Hurling fraternity unified in its praise of Cheddar Plunkett's carefully considered analysis 3 months ago

Hurling fraternity unified in its praise of Cheddar Plunkett's carefully considered analysis

Paul Coady stated Carlow's case on Thursday evening.

The mistreatment, the plight of the Joe McDonagh Cup counties, he's had enough. He's not the only one.

Cheddar Plunkett has been banging the drum for weeks on end on The GAA Hour Hurling Show. Articulately, passionately, the Laois man's measured, incisive and often witty analysis of this subject (and others) has earned him plenty of plaudits along the way.

His analysis has gone down a treat with GAA Hour listeners.

From criticising fellow some fellow analysts for their irresponsible comments on the Waterford and Cork senior hurlers recently to making the case for the one-handed pick-up, whatever subject the former Laois manager delves into in the hurling, he always does so with information, with care and with the best wishes of the hurling sphere close to hand.

Listening to him talk about hurling is like listening to a scientist talk about their formula, an entrepreneur talk about their idea.

The Joe McDonagh Cup is closest to Cheddar's heart though, and any time host Colm Parkinson takes him in the direction of the Laois, Offaly or Carlow hurlers etc, there are a few moving minutes guaranteed.

That was the case on Wednesday's show.

Cheddar's thing has always been to raise the profile and the practice of hurling in what are the lesser off counties and to try make the All-Ireland hurling championship not just a nine-team competition, but a 12, 14 or 16 team tournament.

He took it up from there.

"A lot of the time when I'm talking about this, I seem to be degrading the Joe McDonagh championship, its worth, its value and all of that. I don't mean to do that. What I really want to say is a serious look needs to be taken at how we can raise the quality of hurling and players in four, five or six other counties..."

Carlow, winners of the Joe McDonagh Cup 2018 and participants in waiting of the Joe McDonagh Cup 2020, are the perfect example.

"This is the best Carlow team I've seen in my time. Obviously in the last couple of years, they've done an awful lot of work on the development level into hurling in Carlow - under-21 and minor teams. That could be just a generational thing, or it could be a bit of both - we don't know - but the opportunity is there at the minute to build on that. You certainly will not build on it by getting your flagship team back down to a secondary competition again, and expect them to maintain the ambition and the performance levels at Leinster championship levels..."
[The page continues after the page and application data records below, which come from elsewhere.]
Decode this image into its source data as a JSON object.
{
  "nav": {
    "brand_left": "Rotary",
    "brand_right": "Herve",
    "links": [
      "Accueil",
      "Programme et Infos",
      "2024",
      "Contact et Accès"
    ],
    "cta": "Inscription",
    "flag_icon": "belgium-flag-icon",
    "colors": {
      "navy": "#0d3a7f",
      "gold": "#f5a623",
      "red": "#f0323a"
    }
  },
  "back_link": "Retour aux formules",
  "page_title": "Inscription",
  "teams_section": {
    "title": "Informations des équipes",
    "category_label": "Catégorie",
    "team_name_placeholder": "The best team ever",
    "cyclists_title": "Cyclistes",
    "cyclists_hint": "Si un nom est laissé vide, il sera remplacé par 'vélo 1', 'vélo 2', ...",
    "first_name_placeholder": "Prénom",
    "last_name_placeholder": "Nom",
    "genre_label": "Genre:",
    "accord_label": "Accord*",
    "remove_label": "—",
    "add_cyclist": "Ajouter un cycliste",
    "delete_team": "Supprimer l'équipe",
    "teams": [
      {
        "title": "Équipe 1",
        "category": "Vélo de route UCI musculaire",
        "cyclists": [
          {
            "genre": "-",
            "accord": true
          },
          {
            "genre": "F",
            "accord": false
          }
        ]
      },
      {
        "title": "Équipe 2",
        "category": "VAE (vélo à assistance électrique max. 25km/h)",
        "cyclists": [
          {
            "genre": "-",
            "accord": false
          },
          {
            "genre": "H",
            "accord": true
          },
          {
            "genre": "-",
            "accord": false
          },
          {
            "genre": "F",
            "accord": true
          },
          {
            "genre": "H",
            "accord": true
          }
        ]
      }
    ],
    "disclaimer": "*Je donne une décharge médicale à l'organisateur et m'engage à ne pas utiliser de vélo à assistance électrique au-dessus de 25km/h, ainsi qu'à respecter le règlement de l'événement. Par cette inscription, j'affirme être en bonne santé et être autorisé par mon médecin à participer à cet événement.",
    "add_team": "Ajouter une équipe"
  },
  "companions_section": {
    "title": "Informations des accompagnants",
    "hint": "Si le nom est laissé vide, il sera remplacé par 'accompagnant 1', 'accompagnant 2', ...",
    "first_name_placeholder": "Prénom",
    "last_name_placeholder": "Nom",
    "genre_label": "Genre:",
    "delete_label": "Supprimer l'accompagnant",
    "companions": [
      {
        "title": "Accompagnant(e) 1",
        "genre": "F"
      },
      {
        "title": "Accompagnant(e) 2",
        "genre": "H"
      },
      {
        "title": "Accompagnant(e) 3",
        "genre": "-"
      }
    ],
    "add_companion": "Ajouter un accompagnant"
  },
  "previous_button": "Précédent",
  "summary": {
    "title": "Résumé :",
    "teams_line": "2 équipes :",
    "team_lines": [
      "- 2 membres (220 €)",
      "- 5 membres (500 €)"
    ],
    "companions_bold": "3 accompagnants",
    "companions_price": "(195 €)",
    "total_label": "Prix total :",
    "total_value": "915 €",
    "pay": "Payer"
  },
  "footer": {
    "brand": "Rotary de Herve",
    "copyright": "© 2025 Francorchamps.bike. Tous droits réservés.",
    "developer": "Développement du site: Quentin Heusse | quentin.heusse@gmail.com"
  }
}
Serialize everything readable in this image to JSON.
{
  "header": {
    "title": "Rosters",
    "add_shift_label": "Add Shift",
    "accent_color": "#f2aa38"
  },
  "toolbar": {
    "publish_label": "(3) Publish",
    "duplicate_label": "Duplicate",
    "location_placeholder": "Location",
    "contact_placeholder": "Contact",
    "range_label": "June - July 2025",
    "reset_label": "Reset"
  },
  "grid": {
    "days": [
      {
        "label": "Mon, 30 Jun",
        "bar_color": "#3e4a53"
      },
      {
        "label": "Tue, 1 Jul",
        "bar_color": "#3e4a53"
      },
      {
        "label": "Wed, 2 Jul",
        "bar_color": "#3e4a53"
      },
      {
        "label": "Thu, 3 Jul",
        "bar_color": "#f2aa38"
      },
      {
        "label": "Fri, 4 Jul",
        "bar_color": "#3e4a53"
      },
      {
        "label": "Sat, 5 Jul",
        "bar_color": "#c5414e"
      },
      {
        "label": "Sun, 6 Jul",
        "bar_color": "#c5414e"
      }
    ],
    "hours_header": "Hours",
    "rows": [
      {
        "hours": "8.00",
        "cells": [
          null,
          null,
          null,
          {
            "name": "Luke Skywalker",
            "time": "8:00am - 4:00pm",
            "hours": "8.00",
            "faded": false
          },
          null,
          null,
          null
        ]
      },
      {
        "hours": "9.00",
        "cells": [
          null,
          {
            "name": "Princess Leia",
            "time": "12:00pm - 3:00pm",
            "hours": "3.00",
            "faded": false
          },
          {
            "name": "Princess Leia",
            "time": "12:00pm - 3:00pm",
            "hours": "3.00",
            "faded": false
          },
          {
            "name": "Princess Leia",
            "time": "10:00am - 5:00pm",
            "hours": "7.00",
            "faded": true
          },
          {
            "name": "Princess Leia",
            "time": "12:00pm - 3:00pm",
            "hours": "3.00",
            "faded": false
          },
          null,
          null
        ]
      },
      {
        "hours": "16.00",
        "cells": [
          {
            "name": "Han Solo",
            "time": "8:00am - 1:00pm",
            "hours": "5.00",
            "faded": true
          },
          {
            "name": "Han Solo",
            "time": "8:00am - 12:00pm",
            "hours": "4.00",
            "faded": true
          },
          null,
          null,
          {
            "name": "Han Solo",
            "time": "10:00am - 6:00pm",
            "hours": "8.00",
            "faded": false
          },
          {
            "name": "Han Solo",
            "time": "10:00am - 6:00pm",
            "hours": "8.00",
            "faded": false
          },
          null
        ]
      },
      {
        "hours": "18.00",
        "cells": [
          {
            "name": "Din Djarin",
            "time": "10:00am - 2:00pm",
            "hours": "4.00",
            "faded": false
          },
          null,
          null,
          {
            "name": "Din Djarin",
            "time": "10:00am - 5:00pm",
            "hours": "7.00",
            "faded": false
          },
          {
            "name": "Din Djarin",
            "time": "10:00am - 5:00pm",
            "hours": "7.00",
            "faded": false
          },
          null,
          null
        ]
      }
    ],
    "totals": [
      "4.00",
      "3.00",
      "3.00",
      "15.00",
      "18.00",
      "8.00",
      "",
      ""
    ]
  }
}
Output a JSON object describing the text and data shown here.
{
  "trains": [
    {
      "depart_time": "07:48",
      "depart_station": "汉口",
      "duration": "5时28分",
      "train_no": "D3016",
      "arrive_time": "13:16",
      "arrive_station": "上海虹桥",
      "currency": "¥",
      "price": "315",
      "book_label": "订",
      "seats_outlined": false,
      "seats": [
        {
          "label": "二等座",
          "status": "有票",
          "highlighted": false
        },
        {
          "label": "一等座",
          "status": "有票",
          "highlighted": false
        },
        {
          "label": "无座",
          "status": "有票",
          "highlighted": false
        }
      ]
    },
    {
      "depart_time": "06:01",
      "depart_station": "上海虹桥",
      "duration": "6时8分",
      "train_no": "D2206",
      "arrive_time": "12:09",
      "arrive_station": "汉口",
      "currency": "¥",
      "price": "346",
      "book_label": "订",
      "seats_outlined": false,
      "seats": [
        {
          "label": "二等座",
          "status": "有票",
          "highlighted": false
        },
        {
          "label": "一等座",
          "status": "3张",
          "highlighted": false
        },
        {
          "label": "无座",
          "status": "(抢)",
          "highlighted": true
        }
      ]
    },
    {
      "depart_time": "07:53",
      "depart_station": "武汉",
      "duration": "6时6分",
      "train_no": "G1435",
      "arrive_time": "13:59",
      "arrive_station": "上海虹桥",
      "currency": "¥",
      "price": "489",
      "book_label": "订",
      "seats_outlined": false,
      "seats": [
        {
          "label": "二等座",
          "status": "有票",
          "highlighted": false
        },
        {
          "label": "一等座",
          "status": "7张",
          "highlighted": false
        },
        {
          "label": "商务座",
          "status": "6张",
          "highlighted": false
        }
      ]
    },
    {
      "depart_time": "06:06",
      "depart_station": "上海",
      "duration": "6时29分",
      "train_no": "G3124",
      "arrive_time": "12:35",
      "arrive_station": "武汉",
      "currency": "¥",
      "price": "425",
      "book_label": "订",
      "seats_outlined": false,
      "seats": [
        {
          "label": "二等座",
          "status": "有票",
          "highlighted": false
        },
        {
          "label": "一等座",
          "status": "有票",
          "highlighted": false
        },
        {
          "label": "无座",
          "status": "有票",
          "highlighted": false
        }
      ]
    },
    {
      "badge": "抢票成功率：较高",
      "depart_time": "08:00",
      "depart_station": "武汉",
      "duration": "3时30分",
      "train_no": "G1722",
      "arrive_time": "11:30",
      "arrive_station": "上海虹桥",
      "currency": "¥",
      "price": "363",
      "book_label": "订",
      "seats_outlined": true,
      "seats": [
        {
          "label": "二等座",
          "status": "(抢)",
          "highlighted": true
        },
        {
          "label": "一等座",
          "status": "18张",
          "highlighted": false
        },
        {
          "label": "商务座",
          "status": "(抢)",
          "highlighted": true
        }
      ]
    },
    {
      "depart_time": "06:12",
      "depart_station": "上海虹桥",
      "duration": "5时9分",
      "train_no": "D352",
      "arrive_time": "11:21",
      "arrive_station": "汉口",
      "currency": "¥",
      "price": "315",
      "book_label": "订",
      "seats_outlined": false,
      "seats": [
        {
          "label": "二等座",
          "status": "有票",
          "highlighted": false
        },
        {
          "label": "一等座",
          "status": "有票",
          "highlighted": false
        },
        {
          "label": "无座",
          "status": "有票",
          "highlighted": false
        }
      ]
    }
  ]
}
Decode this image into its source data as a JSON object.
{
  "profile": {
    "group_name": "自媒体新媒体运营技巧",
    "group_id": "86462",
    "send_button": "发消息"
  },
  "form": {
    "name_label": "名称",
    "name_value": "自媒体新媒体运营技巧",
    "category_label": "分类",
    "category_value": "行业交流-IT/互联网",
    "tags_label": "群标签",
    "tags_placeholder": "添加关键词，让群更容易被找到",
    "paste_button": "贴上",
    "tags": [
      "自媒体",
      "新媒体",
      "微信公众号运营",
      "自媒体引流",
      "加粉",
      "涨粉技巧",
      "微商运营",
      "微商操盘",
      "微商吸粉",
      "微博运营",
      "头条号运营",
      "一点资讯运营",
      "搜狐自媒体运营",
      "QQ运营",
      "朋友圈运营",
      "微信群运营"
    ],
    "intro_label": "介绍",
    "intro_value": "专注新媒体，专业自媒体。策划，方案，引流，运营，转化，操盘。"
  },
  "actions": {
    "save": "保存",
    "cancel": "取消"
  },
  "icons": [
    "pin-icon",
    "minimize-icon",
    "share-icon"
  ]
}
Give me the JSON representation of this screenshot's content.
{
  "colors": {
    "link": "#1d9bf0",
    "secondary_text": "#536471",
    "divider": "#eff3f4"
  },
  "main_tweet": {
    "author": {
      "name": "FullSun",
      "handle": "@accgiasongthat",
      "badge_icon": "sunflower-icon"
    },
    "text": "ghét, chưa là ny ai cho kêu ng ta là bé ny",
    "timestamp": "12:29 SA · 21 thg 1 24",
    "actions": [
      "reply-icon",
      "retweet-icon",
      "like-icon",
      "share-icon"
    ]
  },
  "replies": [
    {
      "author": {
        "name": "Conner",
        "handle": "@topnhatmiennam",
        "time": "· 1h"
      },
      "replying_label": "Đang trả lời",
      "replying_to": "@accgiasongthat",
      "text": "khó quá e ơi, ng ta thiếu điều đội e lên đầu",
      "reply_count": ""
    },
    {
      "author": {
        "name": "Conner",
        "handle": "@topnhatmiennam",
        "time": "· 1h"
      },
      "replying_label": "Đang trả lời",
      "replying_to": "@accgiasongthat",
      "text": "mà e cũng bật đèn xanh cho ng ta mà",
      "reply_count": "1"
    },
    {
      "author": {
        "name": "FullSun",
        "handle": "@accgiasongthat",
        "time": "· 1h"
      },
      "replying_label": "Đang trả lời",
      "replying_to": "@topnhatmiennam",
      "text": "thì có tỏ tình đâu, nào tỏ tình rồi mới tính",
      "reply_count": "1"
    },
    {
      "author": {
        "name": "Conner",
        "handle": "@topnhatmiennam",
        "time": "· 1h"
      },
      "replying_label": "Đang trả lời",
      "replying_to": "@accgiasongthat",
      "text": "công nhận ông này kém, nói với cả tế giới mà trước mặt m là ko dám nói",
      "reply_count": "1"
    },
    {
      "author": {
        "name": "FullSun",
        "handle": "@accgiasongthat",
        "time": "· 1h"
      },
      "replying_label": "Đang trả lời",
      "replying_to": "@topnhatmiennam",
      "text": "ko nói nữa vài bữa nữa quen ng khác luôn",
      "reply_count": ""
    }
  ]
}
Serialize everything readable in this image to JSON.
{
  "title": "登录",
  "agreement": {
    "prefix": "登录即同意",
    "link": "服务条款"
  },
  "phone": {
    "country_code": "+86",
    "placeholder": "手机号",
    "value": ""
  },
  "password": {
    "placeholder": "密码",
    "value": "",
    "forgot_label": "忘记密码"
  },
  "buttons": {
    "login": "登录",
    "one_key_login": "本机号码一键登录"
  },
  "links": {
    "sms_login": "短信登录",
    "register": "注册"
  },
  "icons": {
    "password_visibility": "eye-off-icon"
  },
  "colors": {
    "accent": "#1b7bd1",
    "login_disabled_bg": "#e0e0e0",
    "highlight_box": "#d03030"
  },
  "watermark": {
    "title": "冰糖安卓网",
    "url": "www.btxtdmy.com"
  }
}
"Everybody knows it doesn't work like that, you reset your ambitions and goals and all of those things."

"One of the main things is that the pace of the games in the Joe McDonagh is very different to championship hurling at the top level. It is hugely different, and unless you're playing at that level the whole time to learn things, well then it's not going to happen because you'll drop down to the Joe McDonagh Cup and though you'll do your damndest not to let this happen, you'll say 'look I've been playing at the Leinster championship, I can take a year out here in terms of performance improvement..."

"I just don't see it (happening) Wooly. If you ask me this question anymore I'm just going to refuse to answer it because I'm just sickened by the lack of interest in GAA HQ, in Croke Park, in Leinster councils and all of that - which have the responsibility and the accountability and all of that.

"Just throwing some coaches into a county is not sufficient. The top counties are already doing that and more. You need to sprint to catch up. We're not anywhere near that...I will say this too Wooly, if those counties, teams, clubs and supporters are not interested in doing that, I wouldn't give them any money. I think the counties have to show their own ambitions and vision for hurling first."

"I think if somebody came up with a project plan for this, overseen by serious, serious people - project managers with the experience of delivering a sports programme like this - when you do that you can come back with a really good template of what would work in each of these counties..."

We know who we'd give the job to...

Listen and watch the full discussion here.